Start of MATERIAL FOR THE TASK
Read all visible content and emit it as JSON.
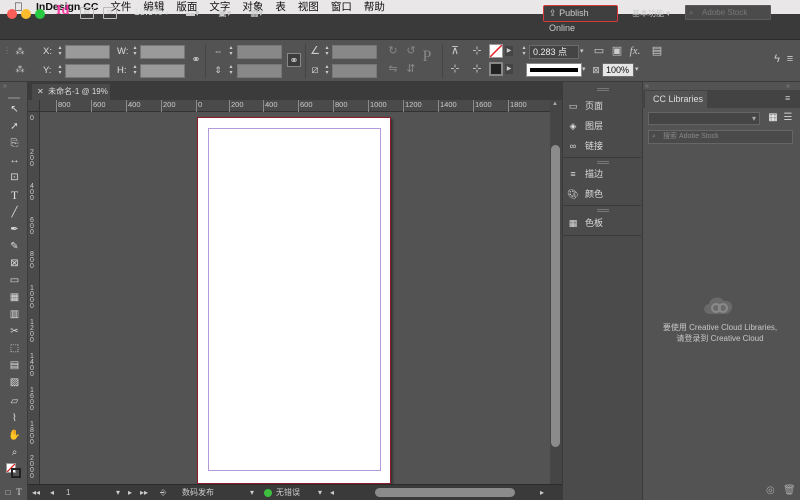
{
  "menubar": {
    "app_name": "InDesign CC",
    "items": [
      "文件",
      "编辑",
      "版面",
      "文字",
      "对象",
      "表",
      "视图",
      "窗口",
      "帮助"
    ]
  },
  "appbar": {
    "logo": "Id",
    "br_label": "Br",
    "st_label": "St",
    "zoom": "18.9%",
    "publish_label": "Publish Online",
    "workspace": "基本功能",
    "stock_placeholder": "Adobe Stock"
  },
  "control": {
    "x_label": "X:",
    "y_label": "Y:",
    "w_label": "W:",
    "h_label": "H:",
    "stroke_weight": "0.283 点",
    "opacity": "100%"
  },
  "document": {
    "tab_title": "未命名-1 @ 19%",
    "ruler_h": [
      "800",
      "600",
      "400",
      "200",
      "0",
      "200",
      "400",
      "600",
      "800",
      "1000",
      "1200",
      "1400",
      "1600",
      "1800"
    ],
    "ruler_v": [
      "0",
      "2 0 0",
      "4 0 0",
      "6 0 0",
      "8 0 0",
      "1 0 0 0",
      "1 2 0 0",
      "1 4 0 0",
      "1 6 0 0",
      "1 8 0 0",
      "2 0 0 0"
    ]
  },
  "status": {
    "page": "1",
    "profile": "数码发布",
    "errors": "无错误"
  },
  "panels": {
    "items": [
      {
        "label": "页面",
        "icon": "pages-icon"
      },
      {
        "label": "图层",
        "icon": "layers-icon"
      },
      {
        "label": "链接",
        "icon": "links-icon"
      },
      {
        "label": "描边",
        "icon": "stroke-icon"
      },
      {
        "label": "颜色",
        "icon": "color-icon"
      },
      {
        "label": "色板",
        "icon": "swatches-icon"
      }
    ]
  },
  "libraries": {
    "tab": "CC Libraries",
    "search_placeholder": "搜索 Adobe Stock",
    "message_line1": "要使用 Creative Cloud Libraries,",
    "message_line2": "请登录到 Creative Cloud"
  },
  "colors": {
    "accent_pink": "#ff3ba5",
    "publish_border": "#d9383a",
    "page_border": "#8b1a2a",
    "margin_guide": "#b39adc"
  }
}
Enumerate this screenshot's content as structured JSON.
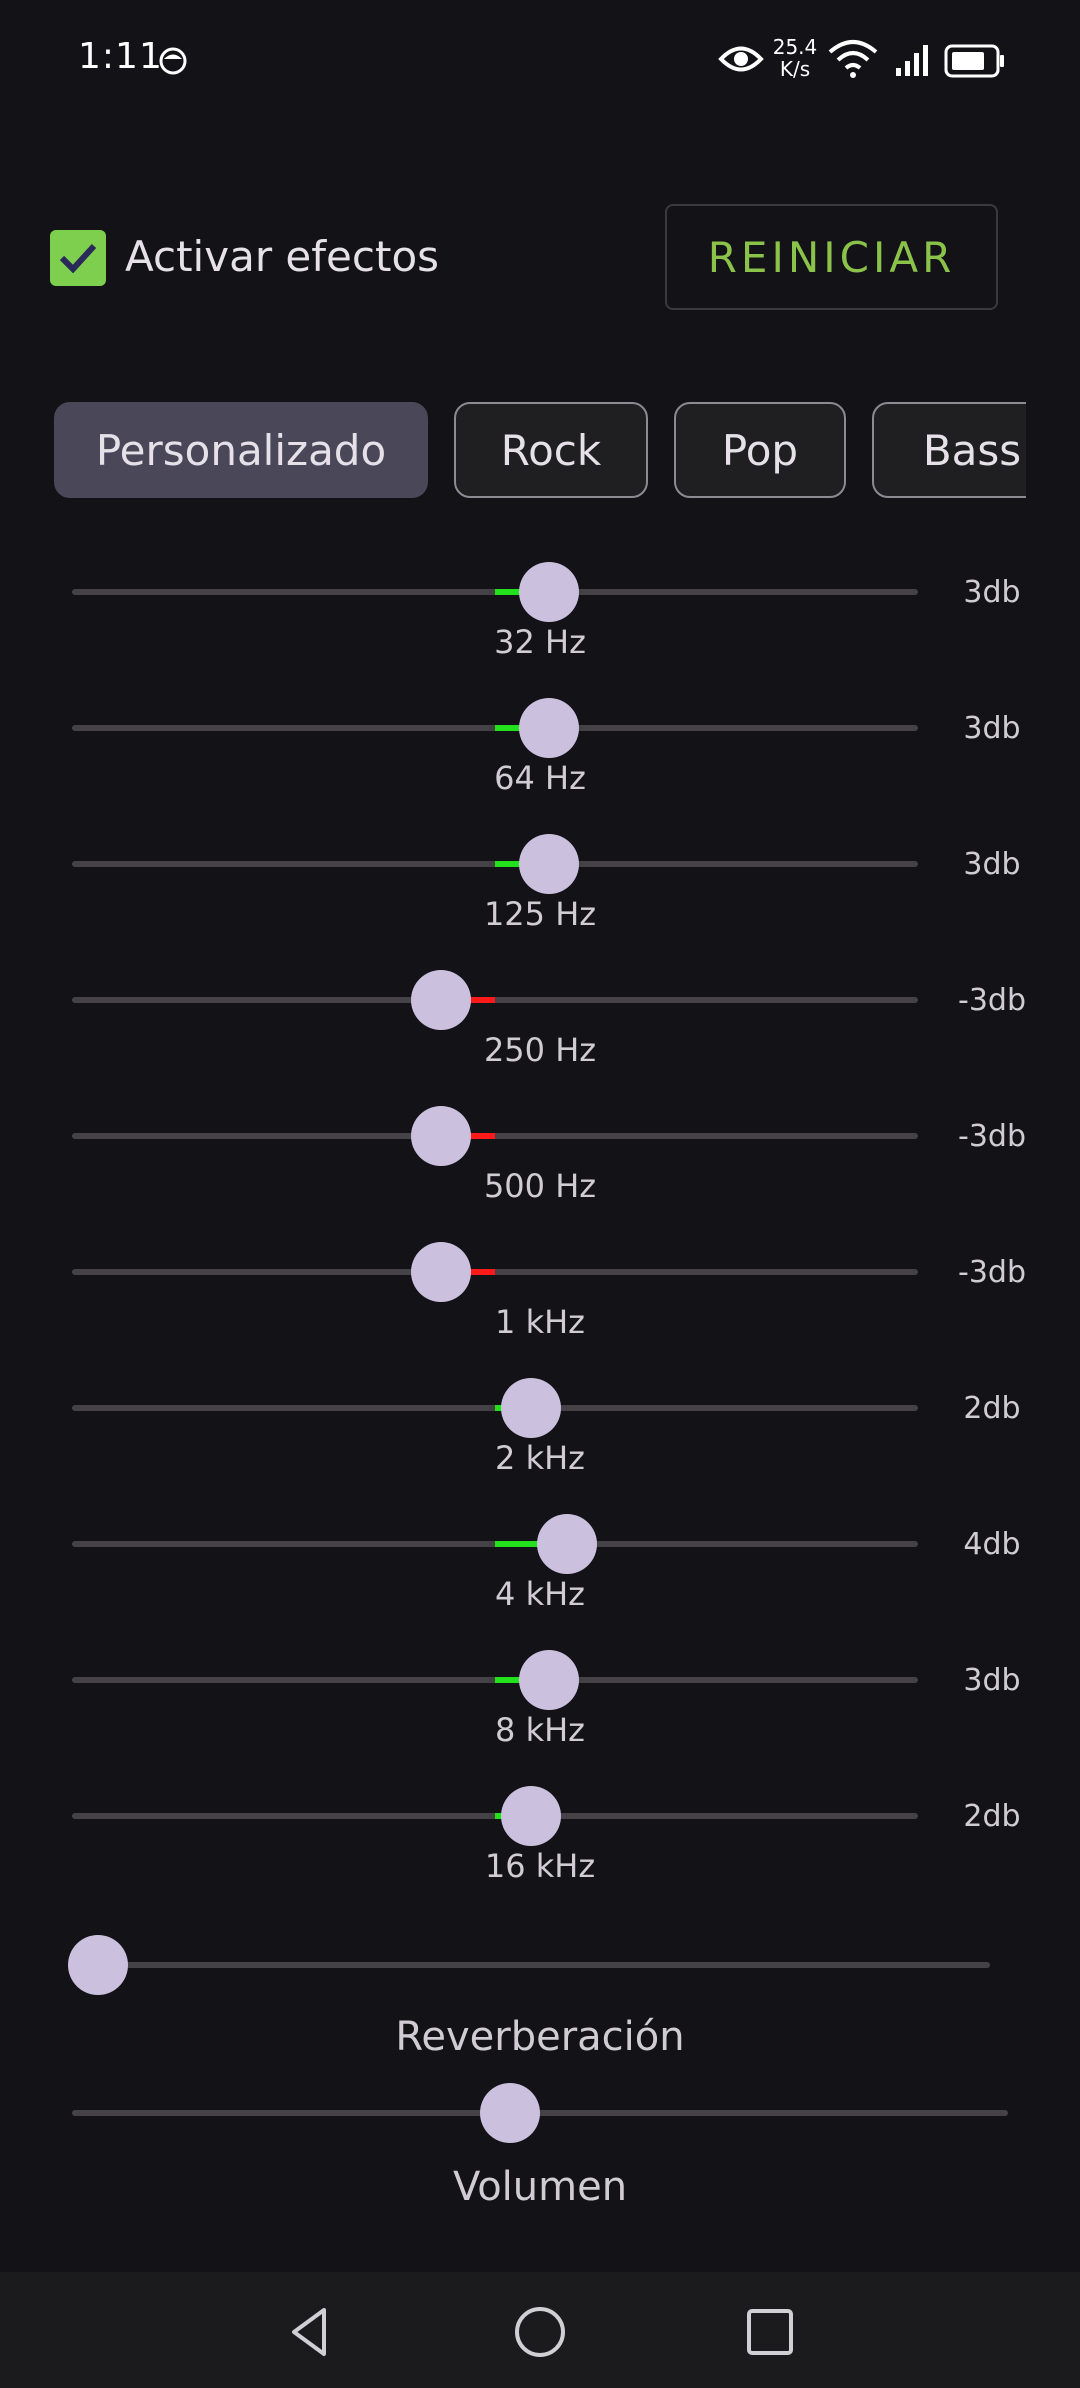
{
  "status": {
    "time": "1:11",
    "speed_value": "25.4",
    "speed_unit": "K/s"
  },
  "controls": {
    "enable_label": "Activar efectos",
    "enable_checked": true,
    "reset_label": "REINICIAR"
  },
  "presets": [
    {
      "label": "Personalizado",
      "active": true
    },
    {
      "label": "Rock",
      "active": false
    },
    {
      "label": "Pop",
      "active": false
    },
    {
      "label": "Bass",
      "active": false
    }
  ],
  "bands": [
    {
      "freq": "32 Hz",
      "gain_label": "3db",
      "value": 3
    },
    {
      "freq": "64 Hz",
      "gain_label": "3db",
      "value": 3
    },
    {
      "freq": "125 Hz",
      "gain_label": "3db",
      "value": 3
    },
    {
      "freq": "250 Hz",
      "gain_label": "-3db",
      "value": -3
    },
    {
      "freq": "500 Hz",
      "gain_label": "-3db",
      "value": -3
    },
    {
      "freq": "1 kHz",
      "gain_label": "-3db",
      "value": -3
    },
    {
      "freq": "2 kHz",
      "gain_label": "2db",
      "value": 2
    },
    {
      "freq": "4 kHz",
      "gain_label": "4db",
      "value": 4
    },
    {
      "freq": "8 kHz",
      "gain_label": "3db",
      "value": 3
    },
    {
      "freq": "16 kHz",
      "gain_label": "2db",
      "value": 2
    }
  ],
  "band_range": [
    -15,
    15
  ],
  "colors": {
    "positive": "#22e01c",
    "negative": "#ff1a1a",
    "accent": "#8bc34a",
    "thumb": "#cbc1de"
  },
  "reverb": {
    "label": "Reverberación",
    "level": 0.0
  },
  "volume": {
    "label": "Volumen",
    "level": 0.5
  }
}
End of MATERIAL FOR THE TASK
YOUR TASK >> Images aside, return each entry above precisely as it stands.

TASK SOLUTION >>
Read all visible content and emit it as JSON.
{
  "menubar": {
    "app_name": "InDesign CC",
    "items": [
      "文件",
      "编辑",
      "版面",
      "文字",
      "对象",
      "表",
      "视图",
      "窗口",
      "帮助"
    ]
  },
  "appbar": {
    "logo": "Id",
    "br_label": "Br",
    "st_label": "St",
    "zoom": "18.9%",
    "publish_label": "Publish Online",
    "workspace": "基本功能",
    "stock_placeholder": "Adobe Stock"
  },
  "control": {
    "x_label": "X:",
    "y_label": "Y:",
    "w_label": "W:",
    "h_label": "H:",
    "stroke_weight": "0.283 点",
    "opacity": "100%"
  },
  "document": {
    "tab_title": "未命名-1 @ 19%",
    "ruler_h": [
      "800",
      "600",
      "400",
      "200",
      "0",
      "200",
      "400",
      "600",
      "800",
      "1000",
      "1200",
      "1400",
      "1600",
      "1800"
    ],
    "ruler_v": [
      "0",
      "2 0 0",
      "4 0 0",
      "6 0 0",
      "8 0 0",
      "1 0 0 0",
      "1 2 0 0",
      "1 4 0 0",
      "1 6 0 0",
      "1 8 0 0",
      "2 0 0 0"
    ]
  },
  "status": {
    "page": "1",
    "profile": "数码发布",
    "errors": "无错误"
  },
  "panels": {
    "items": [
      {
        "label": "页面",
        "icon": "pages-icon"
      },
      {
        "label": "图层",
        "icon": "layers-icon"
      },
      {
        "label": "链接",
        "icon": "links-icon"
      },
      {
        "label": "描边",
        "icon": "stroke-icon"
      },
      {
        "label": "颜色",
        "icon": "color-icon"
      },
      {
        "label": "色板",
        "icon": "swatches-icon"
      }
    ]
  },
  "libraries": {
    "tab": "CC Libraries",
    "search_placeholder": "搜索 Adobe Stock",
    "message_line1": "要使用 Creative Cloud Libraries,",
    "message_line2": "请登录到 Creative Cloud"
  },
  "colors": {
    "accent_pink": "#ff3ba5",
    "publish_border": "#d9383a",
    "page_border": "#8b1a2a",
    "margin_guide": "#b39adc"
  }
}
Enumerate this screenshot's content as structured JSON.
{
  "status": {
    "time": "1:11",
    "speed_value": "25.4",
    "speed_unit": "K/s"
  },
  "controls": {
    "enable_label": "Activar efectos",
    "enable_checked": true,
    "reset_label": "REINICIAR"
  },
  "presets": [
    {
      "label": "Personalizado",
      "active": true
    },
    {
      "label": "Rock",
      "active": false
    },
    {
      "label": "Pop",
      "active": false
    },
    {
      "label": "Bass",
      "active": false
    }
  ],
  "bands": [
    {
      "freq": "32 Hz",
      "gain_label": "3db",
      "value": 3
    },
    {
      "freq": "64 Hz",
      "gain_label": "3db",
      "value": 3
    },
    {
      "freq": "125 Hz",
      "gain_label": "3db",
      "value": 3
    },
    {
      "freq": "250 Hz",
      "gain_label": "-3db",
      "value": -3
    },
    {
      "freq": "500 Hz",
      "gain_label": "-3db",
      "value": -3
    },
    {
      "freq": "1 kHz",
      "gain_label": "-3db",
      "value": -3
    },
    {
      "freq": "2 kHz",
      "gain_label": "2db",
      "value": 2
    },
    {
      "freq": "4 kHz",
      "gain_label": "4db",
      "value": 4
    },
    {
      "freq": "8 kHz",
      "gain_label": "3db",
      "value": 3
    },
    {
      "freq": "16 kHz",
      "gain_label": "2db",
      "value": 2
    }
  ],
  "band_range": [
    -15,
    15
  ],
  "colors": {
    "positive": "#22e01c",
    "negative": "#ff1a1a",
    "accent": "#8bc34a",
    "thumb": "#cbc1de"
  },
  "reverb": {
    "label": "Reverberación",
    "level": 0.0
  },
  "volume": {
    "label": "Volumen",
    "level": 0.5
  }
}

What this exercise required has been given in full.